Camellia Grill applies for landmark status
Published: Friday, September 20, 2013
Updated: Friday, September 20, 2013 18:09
In 1896, the building located at 626 South Carrollton Avenue housed nothing but a small store — a store that would later be replaced by The Camellia Grill, a recent historic landmark applicant.
On Aug. 15, Hicham Khodr, the owner of Camellia Grill, sent a request for the nomination of his restaurant to the Historic District Landmark Committee.
“It’s a well-known fact that without landmarking, the vast majority of the historic buildings in the city would be gone by now, including those in the French Quarter,” John Stubbs, the director of preservation studies at Tulane University, said.
This nomination comes at a pressing time due to the recent legal battles between Khodr and former Camellia Grill owner, Michael Schwartz.
According to Justin Nystrom, assistant professor of history at Loyola, over the past couple of years, Khodr and Schwartz have been in and out of court over some licensing disagreements regarding the Camellia Grill brand.
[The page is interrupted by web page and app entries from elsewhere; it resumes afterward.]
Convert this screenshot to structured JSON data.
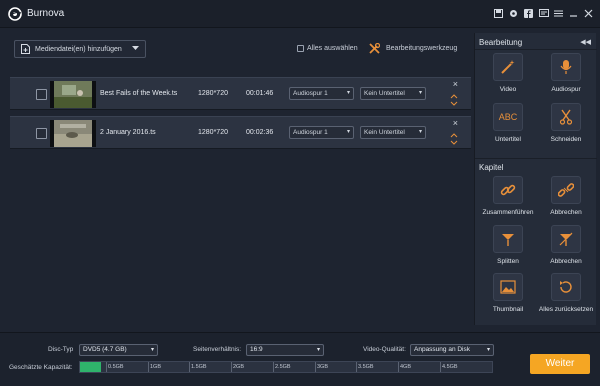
{
  "app": {
    "title": "Burnova"
  },
  "titlebar": {
    "icons": [
      "save-icon",
      "settings-icon",
      "facebook-icon",
      "message-icon",
      "menu-icon",
      "minimize-icon",
      "close-icon"
    ]
  },
  "toolbar": {
    "add_label": "Mediendatei(en) hinzufügen",
    "select_all_label": "Alles auswählen",
    "editor_label": "Bearbeitungswerkzeug"
  },
  "files": [
    {
      "name": "Best Fails of the Week.ts",
      "resolution": "1280*720",
      "duration": "00:01:46",
      "audio": "Audiospur 1",
      "subtitle": "Kein Untertitel"
    },
    {
      "name": "2 January 2016.ts",
      "resolution": "1280*720",
      "duration": "00:02:36",
      "audio": "Audiospur 1",
      "subtitle": "Kein Untertitel"
    }
  ],
  "panel": {
    "collapse_glyph": "◀◀",
    "edit_title": "Bearbeitung",
    "edit_tools": [
      {
        "label": "Video",
        "icon": "magic-wand-icon"
      },
      {
        "label": "Audiospur",
        "icon": "microphone-icon"
      },
      {
        "label": "Untertitel",
        "icon": "subtitle-icon",
        "box_text": "ABC"
      },
      {
        "label": "Schneiden",
        "icon": "scissors-icon"
      }
    ],
    "chapter_title": "Kapitel",
    "chapter_tools": [
      {
        "label": "Zusammenführen",
        "icon": "link-icon"
      },
      {
        "label": "Abbrechen",
        "icon": "unlink-icon"
      },
      {
        "label": "Splitten",
        "icon": "split-icon"
      },
      {
        "label": "Abbrechen",
        "icon": "cancel-split-icon"
      },
      {
        "label": "Thumbnail",
        "icon": "thumbnail-icon"
      },
      {
        "label": "Alles zurücksetzen",
        "icon": "reset-icon"
      }
    ]
  },
  "footer": {
    "disc_type_label": "Disc-Typ",
    "disc_type_value": "DVD5 (4.7 GB)",
    "aspect_label": "Seitenverhältnis:",
    "aspect_value": "16:9",
    "quality_label": "Video-Qualität:",
    "quality_value": "Anpassung an Disk",
    "capacity_label": "Geschätzte Kapazität:",
    "capacity_used_fraction": 0.05,
    "capacity_ticks": [
      "0.5GB",
      "1GB",
      "1.5GB",
      "2GB",
      "2.5GB",
      "3GB",
      "3.5GB",
      "4GB",
      "4.5GB"
    ],
    "next_label": "Weiter"
  },
  "colors": {
    "accent": "#f5a623",
    "capacity": "#2fb36b",
    "icon": "#e8903a",
    "background": "#1e2430"
  }
}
Schwartz claims that Khodr violated their licensing agreement by changing the restaurant’s logo.
In May 2012, a local judge ruled in Schwartz’s favor and demanded that Khodr rename and change everything about the restaurant that remotely resembled Camellia Grill. Khodr has appealed the decision to the Louisiana Supreme Court.
This recent nomination was a clever way for Khodr to regain some control over the restaurant’s image — something he would have had to change entirely according to the May 2012 ruling.
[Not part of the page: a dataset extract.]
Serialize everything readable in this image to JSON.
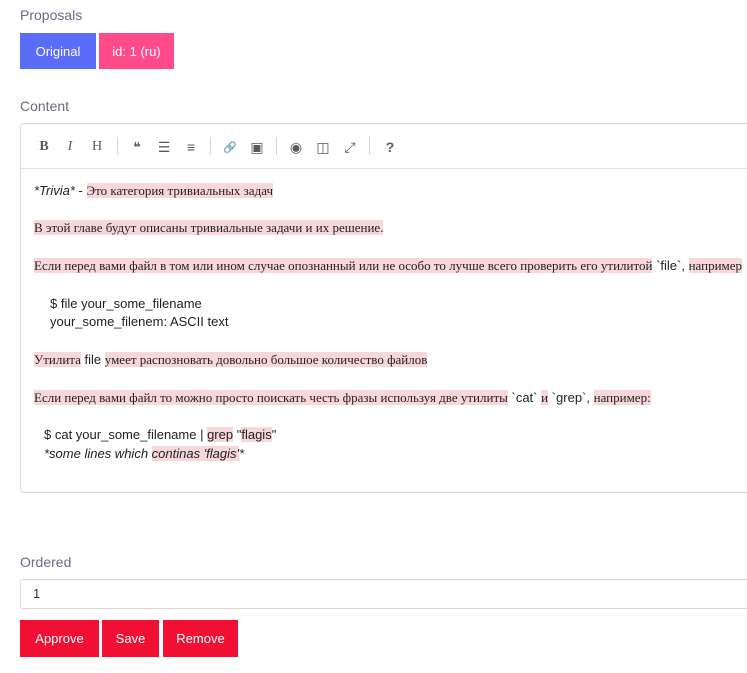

“I think Khodr is being very savvy in pursuing this, because I think everyone would agree that we equate that building with Camellia Grill,” Nystrom said.
According to the Historic District Landmark Committee, there has to be committee approval before any changes are made to the façade of registered historic landmarks. Therefore, if Camellia Grill is granted landmark status, Schwartz won’t be able to force Khodr to change the building.
Nystrom said that business owners often times shy away from historic landmark committees, because if their building is deemed a landmark, they may have difficulty re-selling the property since it cannot be reconstructed.
“It’s actually really unusual for somebody that’s running a business to want their business to become a historic landmark,” Nystrom said. “Khodr is going nuclear on Schwartz in doing so.”
Officially opened on Dec. 21, 1946, Camellia Grill has been a fixture among locals and tourists alike. However, the building it’s housed in is actually much older.
“Neither Michael Schwartz nor his predecessors designed that building, and I doubt the building was designed to somehow represent a diner,” Nystrom said. “It doesn’t even look like a diner. It’s a diner that was put in a building that was already there.”
According to city layout documents at the New Orleans Public Library, the building can be found all the way back in 1896; that’s three years after electric streetcars began operating in New Orleans and back when South Carrollton Avenue was still an unpaved road.
Stubbs believes that a rich history like this is what ultimately merits landmark status.
“Our historic buildings, along with other things, like food and music, are the international brands of our city,” Stubbs said.
Some New Orleans locals are all too familiar with the absence of Camellia Grill. After Hurricane Katrina, the restaurant remained vacant and desolate for two years until Khodr reopened the establishment in 2007.
“If Camellia Grill was ever changed in any way, it would be truly heartbreaking,” Liz Nolan, a senior marketing major at Loyola, said. “I’m sure there would be some angry locals, too.”
Stubbs said that the nomination is some very good news amid the court battles between Khodr and Schwartz. He hopes that Camellia Grill will achieve landmark status to attract even more tourists to the city.
“What’s interesting is that it’s not just about locals. People from all around the country who have only been to Camellia once want to add it to their list of to-do things when they’re back here,” Stubbs said. “I live not too far from there, and I see them coming up and down St. Charles all the time. They go up for breakfast and sometimes are right back for lunch.”
Nia Porter can be reached at firstname.lastname@example.org